The West Ham manager, Sam Allardyce, has warned midfielder Ravel Morrison that he faces “severe competition” to work his way back into the side, once he overcomes a troublesome groin injury.
The former Manchester United youngster, 21, started the season in superb form for the Hammers but his own good performances seemed to fade at the same time as the team hit a slump.
Since then Morrison has been on the fringes of Allardyce’s side and has been struggling with a groin complaint since December.
Allardyce, whose side face Norwich City tonight, again denied claims that the England Under-21 international is set to depart the club, although QPR are believed to be close to signing him on loan. Fulham had a bid turned down during last month’s transfer window
“At the moment, Rav is still complaining about the problem he had before Christmas, to say he has these rumbling groin problems,” Allardyce said yesterday.
“At the end of the day he is going to have to decide if he goes for the hernia operation or not and the answer keeps being no – he doesn’t need it. I haven’t heard any rumours any other way in terms of what is happening with Rav, but he certainly needs to get back and train with the squad.
“He has to realise now everybody is fit there is severe competition here, especially with the new players as well.”
West Ham, meanwhile, have agreed a deal to sell Upton Park to London developer the Galliard Group, once the club have completed their switch to the Olympic Stadium in 2016. The club have played at the Boleyn Ground in east London for more than 100 years.
The Olympic Stadium, built at a cost of £430m, will have a 54,000 capacity once it is converted for use by the club, who have been granted a 99-year lease and will contribute £15m to conversion work. And Upton Park is to be turned into an East End “village” of up to 700 homes plus retail and leisure facilities, in London’s largest football stadium redevelopment.

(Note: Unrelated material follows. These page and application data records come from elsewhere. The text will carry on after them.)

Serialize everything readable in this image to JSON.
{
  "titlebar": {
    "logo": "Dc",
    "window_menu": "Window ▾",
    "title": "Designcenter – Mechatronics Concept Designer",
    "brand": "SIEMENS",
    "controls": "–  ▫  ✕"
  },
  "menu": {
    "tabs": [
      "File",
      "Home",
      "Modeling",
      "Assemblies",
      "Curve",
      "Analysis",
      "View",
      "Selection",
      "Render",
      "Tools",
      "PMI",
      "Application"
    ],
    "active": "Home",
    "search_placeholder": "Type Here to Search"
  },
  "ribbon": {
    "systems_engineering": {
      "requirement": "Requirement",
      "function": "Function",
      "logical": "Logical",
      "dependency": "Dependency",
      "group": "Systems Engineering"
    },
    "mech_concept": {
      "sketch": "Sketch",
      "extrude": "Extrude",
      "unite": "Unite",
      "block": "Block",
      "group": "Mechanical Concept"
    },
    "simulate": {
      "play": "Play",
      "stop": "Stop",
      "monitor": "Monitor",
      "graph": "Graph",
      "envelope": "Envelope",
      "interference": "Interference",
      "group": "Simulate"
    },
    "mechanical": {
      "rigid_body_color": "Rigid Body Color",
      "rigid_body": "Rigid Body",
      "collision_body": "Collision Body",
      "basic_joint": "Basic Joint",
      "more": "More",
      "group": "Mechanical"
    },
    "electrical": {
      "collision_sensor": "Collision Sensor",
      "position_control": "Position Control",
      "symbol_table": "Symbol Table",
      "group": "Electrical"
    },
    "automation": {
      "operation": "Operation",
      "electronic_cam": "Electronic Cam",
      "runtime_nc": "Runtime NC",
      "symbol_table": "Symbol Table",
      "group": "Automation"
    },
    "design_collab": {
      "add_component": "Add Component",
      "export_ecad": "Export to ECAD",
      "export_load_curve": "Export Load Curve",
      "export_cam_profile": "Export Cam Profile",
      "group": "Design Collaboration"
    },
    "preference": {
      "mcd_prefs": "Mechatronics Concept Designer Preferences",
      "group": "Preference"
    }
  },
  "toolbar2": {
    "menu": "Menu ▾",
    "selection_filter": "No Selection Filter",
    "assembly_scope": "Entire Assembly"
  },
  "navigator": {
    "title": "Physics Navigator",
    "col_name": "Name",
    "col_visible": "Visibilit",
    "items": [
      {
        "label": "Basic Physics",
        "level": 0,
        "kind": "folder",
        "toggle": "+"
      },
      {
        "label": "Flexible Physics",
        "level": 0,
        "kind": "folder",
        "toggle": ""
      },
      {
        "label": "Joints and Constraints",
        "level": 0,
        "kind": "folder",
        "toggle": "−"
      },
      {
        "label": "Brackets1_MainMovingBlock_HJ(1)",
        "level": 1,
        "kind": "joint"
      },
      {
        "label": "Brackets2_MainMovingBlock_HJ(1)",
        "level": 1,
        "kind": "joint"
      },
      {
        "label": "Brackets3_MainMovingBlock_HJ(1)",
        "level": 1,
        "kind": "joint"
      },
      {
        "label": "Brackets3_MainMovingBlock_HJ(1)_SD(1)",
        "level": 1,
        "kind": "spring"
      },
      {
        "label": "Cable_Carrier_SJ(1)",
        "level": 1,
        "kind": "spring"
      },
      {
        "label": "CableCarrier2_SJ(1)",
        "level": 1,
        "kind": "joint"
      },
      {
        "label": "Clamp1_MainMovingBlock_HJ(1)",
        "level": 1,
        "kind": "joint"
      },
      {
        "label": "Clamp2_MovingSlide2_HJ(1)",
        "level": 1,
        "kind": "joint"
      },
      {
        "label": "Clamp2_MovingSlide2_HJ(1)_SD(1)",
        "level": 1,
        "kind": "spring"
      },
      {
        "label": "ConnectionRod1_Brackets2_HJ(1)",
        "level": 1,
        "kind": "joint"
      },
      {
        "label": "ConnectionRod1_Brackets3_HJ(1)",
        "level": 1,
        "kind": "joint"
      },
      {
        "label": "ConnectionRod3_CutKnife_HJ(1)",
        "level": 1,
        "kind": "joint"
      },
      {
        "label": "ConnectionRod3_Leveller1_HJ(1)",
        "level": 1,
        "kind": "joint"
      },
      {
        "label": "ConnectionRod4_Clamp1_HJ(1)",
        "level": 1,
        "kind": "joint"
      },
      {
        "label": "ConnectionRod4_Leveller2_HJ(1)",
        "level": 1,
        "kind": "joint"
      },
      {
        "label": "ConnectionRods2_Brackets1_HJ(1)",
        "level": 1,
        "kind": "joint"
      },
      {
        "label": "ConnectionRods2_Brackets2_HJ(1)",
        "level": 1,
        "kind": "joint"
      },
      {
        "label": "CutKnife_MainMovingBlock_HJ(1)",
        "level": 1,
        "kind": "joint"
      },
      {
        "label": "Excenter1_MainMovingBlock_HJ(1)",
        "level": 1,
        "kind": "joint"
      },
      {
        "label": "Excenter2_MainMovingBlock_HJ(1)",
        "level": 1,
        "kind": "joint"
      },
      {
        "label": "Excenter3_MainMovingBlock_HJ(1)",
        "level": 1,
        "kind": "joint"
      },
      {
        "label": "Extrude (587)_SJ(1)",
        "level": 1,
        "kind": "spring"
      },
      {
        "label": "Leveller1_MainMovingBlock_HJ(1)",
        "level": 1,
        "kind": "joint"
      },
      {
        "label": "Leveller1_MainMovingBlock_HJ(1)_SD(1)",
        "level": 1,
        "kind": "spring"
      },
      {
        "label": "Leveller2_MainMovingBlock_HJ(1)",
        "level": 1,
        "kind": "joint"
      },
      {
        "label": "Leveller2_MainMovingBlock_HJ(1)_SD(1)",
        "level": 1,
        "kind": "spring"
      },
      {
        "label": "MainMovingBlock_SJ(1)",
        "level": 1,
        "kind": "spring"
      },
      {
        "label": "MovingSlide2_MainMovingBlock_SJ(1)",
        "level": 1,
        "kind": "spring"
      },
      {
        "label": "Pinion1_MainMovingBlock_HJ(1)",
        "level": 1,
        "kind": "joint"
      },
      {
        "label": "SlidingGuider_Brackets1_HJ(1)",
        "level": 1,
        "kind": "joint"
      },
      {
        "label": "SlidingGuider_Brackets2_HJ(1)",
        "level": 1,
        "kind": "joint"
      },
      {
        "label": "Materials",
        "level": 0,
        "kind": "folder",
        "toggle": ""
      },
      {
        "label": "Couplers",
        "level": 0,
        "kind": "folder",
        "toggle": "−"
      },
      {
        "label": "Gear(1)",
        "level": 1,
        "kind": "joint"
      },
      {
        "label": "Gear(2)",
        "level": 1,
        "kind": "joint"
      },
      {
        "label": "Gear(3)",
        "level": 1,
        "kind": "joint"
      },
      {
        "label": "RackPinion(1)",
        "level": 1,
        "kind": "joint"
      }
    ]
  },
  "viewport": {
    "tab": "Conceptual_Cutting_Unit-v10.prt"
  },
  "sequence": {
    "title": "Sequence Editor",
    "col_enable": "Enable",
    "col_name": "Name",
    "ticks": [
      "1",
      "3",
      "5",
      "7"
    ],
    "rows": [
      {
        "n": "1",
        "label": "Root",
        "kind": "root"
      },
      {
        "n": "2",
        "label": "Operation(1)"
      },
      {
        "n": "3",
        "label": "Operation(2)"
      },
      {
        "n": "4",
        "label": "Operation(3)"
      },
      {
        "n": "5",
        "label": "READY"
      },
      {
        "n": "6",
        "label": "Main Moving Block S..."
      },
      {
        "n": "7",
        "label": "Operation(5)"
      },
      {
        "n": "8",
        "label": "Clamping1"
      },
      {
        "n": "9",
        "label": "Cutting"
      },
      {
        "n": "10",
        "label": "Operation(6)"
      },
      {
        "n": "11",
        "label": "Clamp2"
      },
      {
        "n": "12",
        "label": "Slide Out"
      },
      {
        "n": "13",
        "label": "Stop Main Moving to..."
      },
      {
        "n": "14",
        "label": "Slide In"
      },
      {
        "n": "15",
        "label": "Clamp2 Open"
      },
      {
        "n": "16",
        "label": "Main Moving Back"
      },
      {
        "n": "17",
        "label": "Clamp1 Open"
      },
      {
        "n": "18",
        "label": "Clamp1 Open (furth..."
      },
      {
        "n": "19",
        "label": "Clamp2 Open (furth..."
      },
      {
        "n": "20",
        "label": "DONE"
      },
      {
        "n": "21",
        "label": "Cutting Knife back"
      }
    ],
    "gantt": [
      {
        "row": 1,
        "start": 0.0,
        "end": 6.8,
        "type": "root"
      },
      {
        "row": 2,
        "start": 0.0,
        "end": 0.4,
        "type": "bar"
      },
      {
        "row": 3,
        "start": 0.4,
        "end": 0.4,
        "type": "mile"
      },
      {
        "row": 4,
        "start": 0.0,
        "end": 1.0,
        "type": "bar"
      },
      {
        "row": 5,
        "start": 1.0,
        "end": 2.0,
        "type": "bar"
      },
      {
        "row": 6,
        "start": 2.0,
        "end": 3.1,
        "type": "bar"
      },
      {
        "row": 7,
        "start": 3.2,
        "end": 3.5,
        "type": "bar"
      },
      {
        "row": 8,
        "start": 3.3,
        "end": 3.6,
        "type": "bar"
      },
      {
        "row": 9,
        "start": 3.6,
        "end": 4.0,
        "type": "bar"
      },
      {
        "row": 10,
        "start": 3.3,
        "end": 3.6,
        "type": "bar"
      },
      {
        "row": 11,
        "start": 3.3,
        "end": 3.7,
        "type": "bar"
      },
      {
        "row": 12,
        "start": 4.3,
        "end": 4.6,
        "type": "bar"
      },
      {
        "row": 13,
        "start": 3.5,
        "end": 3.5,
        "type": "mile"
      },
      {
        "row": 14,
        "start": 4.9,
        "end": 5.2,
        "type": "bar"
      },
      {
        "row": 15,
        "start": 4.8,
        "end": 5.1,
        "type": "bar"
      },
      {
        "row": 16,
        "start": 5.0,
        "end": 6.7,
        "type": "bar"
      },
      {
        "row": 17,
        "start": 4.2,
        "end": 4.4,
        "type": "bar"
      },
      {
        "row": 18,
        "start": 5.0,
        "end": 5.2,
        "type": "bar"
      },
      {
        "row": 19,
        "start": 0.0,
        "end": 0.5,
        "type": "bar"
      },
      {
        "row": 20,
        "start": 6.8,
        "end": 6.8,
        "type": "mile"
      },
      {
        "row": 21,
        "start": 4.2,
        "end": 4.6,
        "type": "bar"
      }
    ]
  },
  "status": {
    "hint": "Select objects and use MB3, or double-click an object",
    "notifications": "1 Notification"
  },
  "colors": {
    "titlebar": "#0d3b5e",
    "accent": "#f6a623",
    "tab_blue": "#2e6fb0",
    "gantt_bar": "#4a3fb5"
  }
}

Galliard has been in talks with the family of former West Ham and England captain Bobby Moore about the possibility of placing a landscaped garden named in his honour at the centre of the site, as well as a statue of the World Cup winner.